§ **What this task involves**: Give the listing again in full, exactly as it appears.

* * * * *

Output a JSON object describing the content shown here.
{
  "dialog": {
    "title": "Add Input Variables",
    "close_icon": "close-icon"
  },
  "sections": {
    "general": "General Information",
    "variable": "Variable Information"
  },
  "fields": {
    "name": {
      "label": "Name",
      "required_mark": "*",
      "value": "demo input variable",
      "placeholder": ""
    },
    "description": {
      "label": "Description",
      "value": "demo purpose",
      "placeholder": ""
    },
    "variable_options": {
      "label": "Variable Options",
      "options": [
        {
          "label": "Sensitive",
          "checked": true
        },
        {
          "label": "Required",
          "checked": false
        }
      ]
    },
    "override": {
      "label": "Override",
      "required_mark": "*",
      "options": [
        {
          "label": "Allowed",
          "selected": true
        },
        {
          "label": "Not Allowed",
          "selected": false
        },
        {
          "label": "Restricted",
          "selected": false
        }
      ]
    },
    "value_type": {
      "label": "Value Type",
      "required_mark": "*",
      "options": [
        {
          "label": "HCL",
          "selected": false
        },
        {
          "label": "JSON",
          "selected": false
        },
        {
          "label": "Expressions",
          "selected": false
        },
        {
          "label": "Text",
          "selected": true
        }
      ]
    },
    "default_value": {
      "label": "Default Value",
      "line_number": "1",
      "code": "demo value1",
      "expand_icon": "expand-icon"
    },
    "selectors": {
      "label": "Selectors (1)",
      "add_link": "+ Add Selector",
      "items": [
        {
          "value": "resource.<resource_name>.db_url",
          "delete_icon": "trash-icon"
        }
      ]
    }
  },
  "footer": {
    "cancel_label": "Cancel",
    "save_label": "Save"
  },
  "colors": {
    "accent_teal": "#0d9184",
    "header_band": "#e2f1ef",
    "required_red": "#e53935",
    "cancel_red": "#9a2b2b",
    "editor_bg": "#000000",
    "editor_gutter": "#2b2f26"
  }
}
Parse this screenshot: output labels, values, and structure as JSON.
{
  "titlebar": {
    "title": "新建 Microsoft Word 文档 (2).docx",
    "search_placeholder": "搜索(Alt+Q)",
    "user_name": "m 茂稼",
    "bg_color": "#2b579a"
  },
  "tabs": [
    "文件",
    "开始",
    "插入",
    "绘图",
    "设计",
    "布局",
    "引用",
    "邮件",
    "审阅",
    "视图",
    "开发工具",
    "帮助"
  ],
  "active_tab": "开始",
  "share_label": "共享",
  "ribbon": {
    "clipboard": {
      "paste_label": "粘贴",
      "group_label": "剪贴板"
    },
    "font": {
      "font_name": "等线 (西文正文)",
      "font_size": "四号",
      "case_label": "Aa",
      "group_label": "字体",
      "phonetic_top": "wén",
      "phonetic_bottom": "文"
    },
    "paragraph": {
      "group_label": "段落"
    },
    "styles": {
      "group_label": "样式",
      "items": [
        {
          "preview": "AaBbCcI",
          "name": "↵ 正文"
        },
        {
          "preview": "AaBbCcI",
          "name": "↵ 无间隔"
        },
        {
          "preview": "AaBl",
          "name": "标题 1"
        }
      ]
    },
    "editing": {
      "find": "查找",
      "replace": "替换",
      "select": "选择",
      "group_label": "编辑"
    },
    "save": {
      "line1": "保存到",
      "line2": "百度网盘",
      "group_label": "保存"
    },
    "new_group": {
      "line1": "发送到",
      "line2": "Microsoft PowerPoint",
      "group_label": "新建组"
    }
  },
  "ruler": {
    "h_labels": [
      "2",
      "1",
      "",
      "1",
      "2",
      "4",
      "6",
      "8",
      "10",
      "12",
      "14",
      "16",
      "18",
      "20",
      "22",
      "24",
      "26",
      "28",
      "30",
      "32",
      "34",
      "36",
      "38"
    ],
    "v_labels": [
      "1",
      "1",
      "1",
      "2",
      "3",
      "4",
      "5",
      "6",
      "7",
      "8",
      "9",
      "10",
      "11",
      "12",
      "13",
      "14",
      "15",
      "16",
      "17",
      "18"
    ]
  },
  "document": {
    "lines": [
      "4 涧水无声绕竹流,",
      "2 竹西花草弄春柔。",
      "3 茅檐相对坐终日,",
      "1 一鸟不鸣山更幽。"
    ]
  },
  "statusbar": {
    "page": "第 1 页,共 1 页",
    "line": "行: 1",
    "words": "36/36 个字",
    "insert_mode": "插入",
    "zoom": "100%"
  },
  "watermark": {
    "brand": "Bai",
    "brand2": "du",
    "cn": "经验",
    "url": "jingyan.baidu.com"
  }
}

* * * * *

§ **Task solution**:
Output a JSON object describing the content shown here.
{
  "dialog": {
    "title": "Add Input Variables",
    "close_icon": "close-icon"
  },
  "sections": {
    "general": "General Information",
    "variable": "Variable Information"
  },
  "fields": {
    "name": {
      "label": "Name",
      "required_mark": "*",
      "value": "demo input variable",
      "placeholder": ""
    },
    "description": {
      "label": "Description",
      "value": "demo purpose",
      "placeholder": ""
    },
    "variable_options": {
      "label": "Variable Options",
      "options": [
        {
          "label": "Sensitive",
          "checked": true
        },
        {
          "label": "Required",
          "checked": false
        }
      ]
    },
    "override": {
      "label": "Override",
      "required_mark": "*",
      "options": [
        {
          "label": "Allowed",
          "selected": true
        },
        {
          "label": "Not Allowed",
          "selected": false
        },
        {
          "label": "Restricted",
          "selected": false
        }
      ]
    },
    "value_type": {
      "label": "Value Type",
      "required_mark": "*",
      "options": [
        {
          "label": "HCL",
          "selected": false
        },
        {
          "label": "JSON",
          "selected": false
        },
        {
          "label": "Expressions",
          "selected": false
        },
        {
          "label": "Text",
          "selected": true
        }
      ]
    },
    "default_value": {
      "label": "Default Value",
      "line_number": "1",
      "code": "demo value1",
      "expand_icon": "expand-icon"
    },
    "selectors": {
      "label": "Selectors (1)",
      "add_link": "+ Add Selector",
      "items": [
        {
          "value": "resource.<resource_name>.db_url",
          "delete_icon": "trash-icon"
        }
      ]
    }
  },
  "footer": {
    "cancel_label": "Cancel",
    "save_label": "Save"
  },
  "colors": {
    "accent_teal": "#0d9184",
    "header_band": "#e2f1ef",
    "required_red": "#e53935",
    "cancel_red": "#9a2b2b",
    "editor_bg": "#000000",
    "editor_gutter": "#2b2f26"
  }
}
Parse this screenshot: output labels, values, and structure as JSON.
{
  "titlebar": {
    "title": "新建 Microsoft Word 文档 (2).docx",
    "search_placeholder": "搜索(Alt+Q)",
    "user_name": "m 茂稼",
    "bg_color": "#2b579a"
  },
  "tabs": [
    "文件",
    "开始",
    "插入",
    "绘图",
    "设计",
    "布局",
    "引用",
    "邮件",
    "审阅",
    "视图",
    "开发工具",
    "帮助"
  ],
  "active_tab": "开始",
  "share_label": "共享",
  "ribbon": {
    "clipboard": {
      "paste_label": "粘贴",
      "group_label": "剪贴板"
    },
    "font": {
      "font_name": "等线 (西文正文)",
      "font_size": "四号",
      "case_label": "Aa",
      "group_label": "字体",
      "phonetic_top": "wén",
      "phonetic_bottom": "文"
    },
    "paragraph": {
      "group_label": "段落"
    },
    "styles": {
      "group_label": "样式",
      "items": [
        {
          "preview": "AaBbCcI",
          "name": "↵ 正文"
        },
        {
          "preview": "AaBbCcI",
          "name": "↵ 无间隔"
        },
        {
          "preview": "AaBl",
          "name": "标题 1"
        }
      ]
    },
    "editing": {
      "find": "查找",
      "replace": "替换",
      "select": "选择",
      "group_label": "编辑"
    },
    "save": {
      "line1": "保存到",
      "line2": "百度网盘",
      "group_label": "保存"
    },
    "new_group": {
      "line1": "发送到",
      "line2": "Microsoft PowerPoint",
      "group_label": "新建组"
    }
  },
  "ruler": {
    "h_labels": [
      "2",
      "1",
      "",
      "1",
      "2",
      "4",
      "6",
      "8",
      "10",
      "12",
      "14",
      "16",
      "18",
      "20",
      "22",
      "24",
      "26",
      "28",
      "30",
      "32",
      "34",
      "36",
      "38"
    ],
    "v_labels": [
      "1",
      "1",
      "1",
      "2",
      "3",
      "4",
      "5",
      "6",
      "7",
      "8",
      "9",
      "10",
      "11",
      "12",
      "13",
      "14",
      "15",
      "16",
      "17",
      "18"
    ]
  },
  "document": {
    "lines": [
      "4 涧水无声绕竹流,",
      "2 竹西花草弄春柔。",
      "3 茅檐相对坐终日,",
      "1 一鸟不鸣山更幽。"
    ]
  },
  "statusbar": {
    "page": "第 1 页,共 1 页",
    "line": "行: 1",
    "words": "36/36 个字",
    "insert_mode": "插入",
    "zoom": "100%"
  },
  "watermark": {
    "brand": "Bai",
    "brand2": "du",
    "cn": "经验",
    "url": "jingyan.baidu.com"
  }
}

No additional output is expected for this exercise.